Description of the task »
Although the records contain pictures, only their text should be reproduced, exactly as written.

Dataset rows describing interfaces
Start of Block
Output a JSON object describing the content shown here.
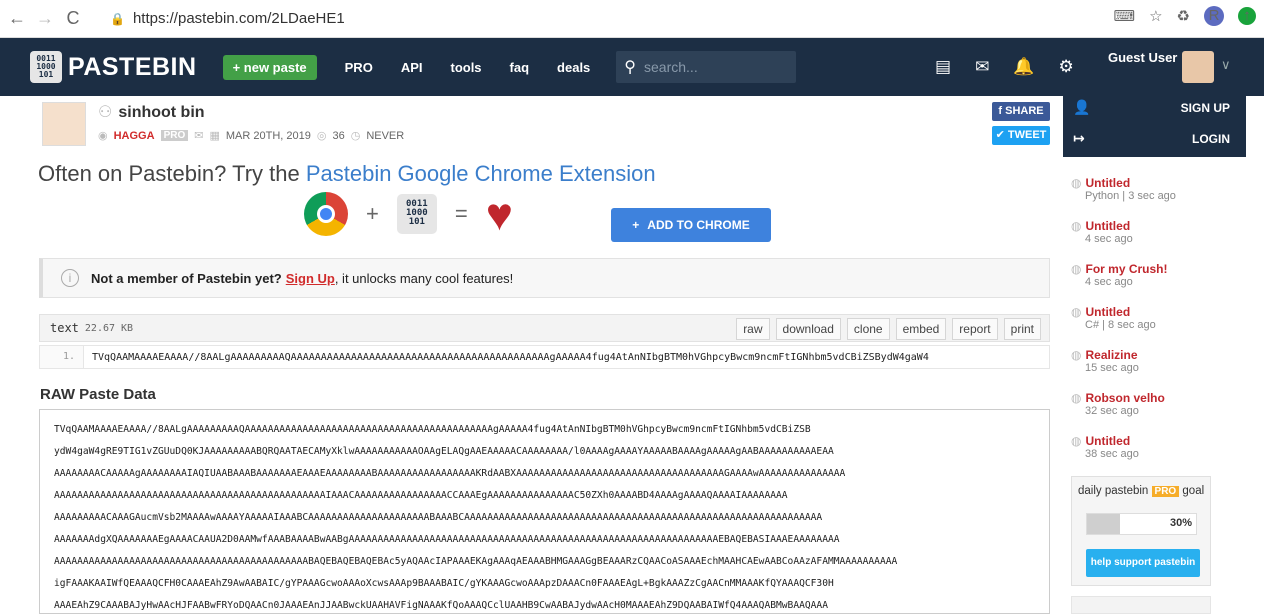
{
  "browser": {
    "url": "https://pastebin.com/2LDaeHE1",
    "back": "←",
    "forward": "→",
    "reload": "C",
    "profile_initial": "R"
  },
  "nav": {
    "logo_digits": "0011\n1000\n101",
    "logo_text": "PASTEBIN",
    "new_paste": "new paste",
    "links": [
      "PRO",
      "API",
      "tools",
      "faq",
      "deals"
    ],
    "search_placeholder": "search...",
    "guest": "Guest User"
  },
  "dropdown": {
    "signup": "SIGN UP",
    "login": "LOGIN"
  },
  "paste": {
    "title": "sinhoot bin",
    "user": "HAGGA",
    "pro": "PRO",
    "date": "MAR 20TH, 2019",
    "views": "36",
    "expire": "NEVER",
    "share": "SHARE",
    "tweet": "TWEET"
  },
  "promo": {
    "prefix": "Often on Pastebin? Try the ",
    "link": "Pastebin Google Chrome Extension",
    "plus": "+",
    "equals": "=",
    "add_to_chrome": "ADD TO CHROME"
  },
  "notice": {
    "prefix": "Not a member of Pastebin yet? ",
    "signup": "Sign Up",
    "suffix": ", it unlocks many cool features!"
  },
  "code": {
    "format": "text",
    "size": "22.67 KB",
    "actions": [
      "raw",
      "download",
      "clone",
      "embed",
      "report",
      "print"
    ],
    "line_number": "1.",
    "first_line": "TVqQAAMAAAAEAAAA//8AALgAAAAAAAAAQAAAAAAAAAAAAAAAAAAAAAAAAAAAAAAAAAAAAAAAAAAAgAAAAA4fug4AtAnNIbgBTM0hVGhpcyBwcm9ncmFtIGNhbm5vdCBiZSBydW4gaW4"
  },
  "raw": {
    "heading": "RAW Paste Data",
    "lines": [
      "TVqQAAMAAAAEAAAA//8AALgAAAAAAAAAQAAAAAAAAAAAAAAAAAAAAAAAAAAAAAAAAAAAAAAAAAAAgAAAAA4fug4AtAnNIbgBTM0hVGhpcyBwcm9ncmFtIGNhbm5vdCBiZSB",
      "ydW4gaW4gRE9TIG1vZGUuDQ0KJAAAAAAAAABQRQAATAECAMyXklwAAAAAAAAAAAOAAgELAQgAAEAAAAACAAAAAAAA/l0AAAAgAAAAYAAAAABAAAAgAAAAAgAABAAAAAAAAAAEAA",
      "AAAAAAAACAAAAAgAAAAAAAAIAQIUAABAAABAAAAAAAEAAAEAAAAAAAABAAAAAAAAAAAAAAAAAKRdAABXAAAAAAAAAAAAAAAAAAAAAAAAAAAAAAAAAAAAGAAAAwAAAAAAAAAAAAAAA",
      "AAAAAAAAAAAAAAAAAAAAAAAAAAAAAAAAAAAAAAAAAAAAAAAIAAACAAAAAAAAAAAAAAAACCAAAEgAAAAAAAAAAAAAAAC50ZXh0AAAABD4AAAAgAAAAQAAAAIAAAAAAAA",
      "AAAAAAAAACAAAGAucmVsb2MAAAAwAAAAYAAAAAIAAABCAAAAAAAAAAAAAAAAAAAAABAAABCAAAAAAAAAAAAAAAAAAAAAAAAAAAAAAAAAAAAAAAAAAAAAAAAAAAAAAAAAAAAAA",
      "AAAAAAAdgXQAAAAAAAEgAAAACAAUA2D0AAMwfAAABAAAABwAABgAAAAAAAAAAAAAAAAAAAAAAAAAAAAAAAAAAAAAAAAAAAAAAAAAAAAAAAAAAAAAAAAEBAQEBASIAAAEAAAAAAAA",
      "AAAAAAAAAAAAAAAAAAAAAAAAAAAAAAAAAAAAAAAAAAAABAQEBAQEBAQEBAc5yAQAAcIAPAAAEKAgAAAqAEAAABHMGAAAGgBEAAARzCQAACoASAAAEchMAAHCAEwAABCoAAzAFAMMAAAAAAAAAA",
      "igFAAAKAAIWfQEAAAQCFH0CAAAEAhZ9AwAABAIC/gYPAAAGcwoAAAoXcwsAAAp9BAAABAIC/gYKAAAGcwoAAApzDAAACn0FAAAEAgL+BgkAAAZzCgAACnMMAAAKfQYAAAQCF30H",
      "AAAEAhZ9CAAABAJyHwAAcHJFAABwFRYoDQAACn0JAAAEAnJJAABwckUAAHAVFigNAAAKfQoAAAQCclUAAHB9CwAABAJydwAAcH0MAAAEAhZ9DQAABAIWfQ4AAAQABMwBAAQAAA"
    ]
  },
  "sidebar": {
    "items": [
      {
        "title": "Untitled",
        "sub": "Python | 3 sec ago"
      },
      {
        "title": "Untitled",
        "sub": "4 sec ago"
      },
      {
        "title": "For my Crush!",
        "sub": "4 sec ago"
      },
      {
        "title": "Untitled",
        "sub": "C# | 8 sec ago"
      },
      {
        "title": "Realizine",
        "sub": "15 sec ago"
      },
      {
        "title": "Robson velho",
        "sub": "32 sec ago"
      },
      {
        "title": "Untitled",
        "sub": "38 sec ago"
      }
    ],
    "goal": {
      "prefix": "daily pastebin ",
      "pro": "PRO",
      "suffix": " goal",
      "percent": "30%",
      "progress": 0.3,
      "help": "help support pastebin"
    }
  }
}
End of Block
Written solution »
Output a JSON object describing the content shown here.
{
  "browser": {
    "url": "https://pastebin.com/2LDaeHE1",
    "back": "←",
    "forward": "→",
    "reload": "C",
    "profile_initial": "R"
  },
  "nav": {
    "logo_digits": "0011\n1000\n101",
    "logo_text": "PASTEBIN",
    "new_paste": "new paste",
    "links": [
      "PRO",
      "API",
      "tools",
      "faq",
      "deals"
    ],
    "search_placeholder": "search...",
    "guest": "Guest User"
  },
  "dropdown": {
    "signup": "SIGN UP",
    "login": "LOGIN"
  },
  "paste": {
    "title": "sinhoot bin",
    "user": "HAGGA",
    "pro": "PRO",
    "date": "MAR 20TH, 2019",
    "views": "36",
    "expire": "NEVER",
    "share": "SHARE",
    "tweet": "TWEET"
  },
  "promo": {
    "prefix": "Often on Pastebin? Try the ",
    "link": "Pastebin Google Chrome Extension",
    "plus": "+",
    "equals": "=",
    "add_to_chrome": "ADD TO CHROME"
  },
  "notice": {
    "prefix": "Not a member of Pastebin yet? ",
    "signup": "Sign Up",
    "suffix": ", it unlocks many cool features!"
  },
  "code": {
    "format": "text",
    "size": "22.67 KB",
    "actions": [
      "raw",
      "download",
      "clone",
      "embed",
      "report",
      "print"
    ],
    "line_number": "1.",
    "first_line": "TVqQAAMAAAAEAAAA//8AALgAAAAAAAAAQAAAAAAAAAAAAAAAAAAAAAAAAAAAAAAAAAAAAAAAAAAAgAAAAA4fug4AtAnNIbgBTM0hVGhpcyBwcm9ncmFtIGNhbm5vdCBiZSBydW4gaW4"
  },
  "raw": {
    "heading": "RAW Paste Data",
    "lines": [
      "TVqQAAMAAAAEAAAA//8AALgAAAAAAAAAQAAAAAAAAAAAAAAAAAAAAAAAAAAAAAAAAAAAAAAAAAAAgAAAAA4fug4AtAnNIbgBTM0hVGhpcyBwcm9ncmFtIGNhbm5vdCBiZSB",
      "ydW4gaW4gRE9TIG1vZGUuDQ0KJAAAAAAAAABQRQAATAECAMyXklwAAAAAAAAAAAOAAgELAQgAAEAAAAACAAAAAAAA/l0AAAAgAAAAYAAAAABAAAAgAAAAAgAABAAAAAAAAAAEAA",
      "AAAAAAAACAAAAAgAAAAAAAAIAQIUAABAAABAAAAAAAEAAAEAAAAAAAABAAAAAAAAAAAAAAAAAKRdAABXAAAAAAAAAAAAAAAAAAAAAAAAAAAAAAAAAAAAGAAAAwAAAAAAAAAAAAAAA",
      "AAAAAAAAAAAAAAAAAAAAAAAAAAAAAAAAAAAAAAAAAAAAAAAIAAACAAAAAAAAAAAAAAAACCAAAEgAAAAAAAAAAAAAAAC50ZXh0AAAABD4AAAAgAAAAQAAAAIAAAAAAAA",
      "AAAAAAAAACAAAGAucmVsb2MAAAAwAAAAYAAAAAIAAABCAAAAAAAAAAAAAAAAAAAAABAAABCAAAAAAAAAAAAAAAAAAAAAAAAAAAAAAAAAAAAAAAAAAAAAAAAAAAAAAAAAAAAAA",
      "AAAAAAAdgXQAAAAAAAEgAAAACAAUA2D0AAMwfAAABAAAABwAABgAAAAAAAAAAAAAAAAAAAAAAAAAAAAAAAAAAAAAAAAAAAAAAAAAAAAAAAAAAAAAAAAEBAQEBASIAAAEAAAAAAAA",
      "AAAAAAAAAAAAAAAAAAAAAAAAAAAAAAAAAAAAAAAAAAAABAQEBAQEBAQEBAc5yAQAAcIAPAAAEKAgAAAqAEAAABHMGAAAGgBEAAARzCQAACoASAAAEchMAAHCAEwAABCoAAzAFAMMAAAAAAAAAA",
      "igFAAAKAAIWfQEAAAQCFH0CAAAEAhZ9AwAABAIC/gYPAAAGcwoAAAoXcwsAAAp9BAAABAIC/gYKAAAGcwoAAApzDAAACn0FAAAEAgL+BgkAAAZzCgAACnMMAAAKfQYAAAQCF30H",
      "AAAEAhZ9CAAABAJyHwAAcHJFAABwFRYoDQAACn0JAAAEAnJJAABwckUAAHAVFigNAAAKfQoAAAQCclUAAHB9CwAABAJydwAAcH0MAAAEAhZ9DQAABAIWfQ4AAAQABMwBAAQAAA"
    ]
  },
  "sidebar": {
    "items": [
      {
        "title": "Untitled",
        "sub": "Python | 3 sec ago"
      },
      {
        "title": "Untitled",
        "sub": "4 sec ago"
      },
      {
        "title": "For my Crush!",
        "sub": "4 sec ago"
      },
      {
        "title": "Untitled",
        "sub": "C# | 8 sec ago"
      },
      {
        "title": "Realizine",
        "sub": "15 sec ago"
      },
      {
        "title": "Robson velho",
        "sub": "32 sec ago"
      },
      {
        "title": "Untitled",
        "sub": "38 sec ago"
      }
    ],
    "goal": {
      "prefix": "daily pastebin ",
      "pro": "PRO",
      "suffix": " goal",
      "percent": "30%",
      "progress": 0.3,
      "help": "help support pastebin"
    }
  }
}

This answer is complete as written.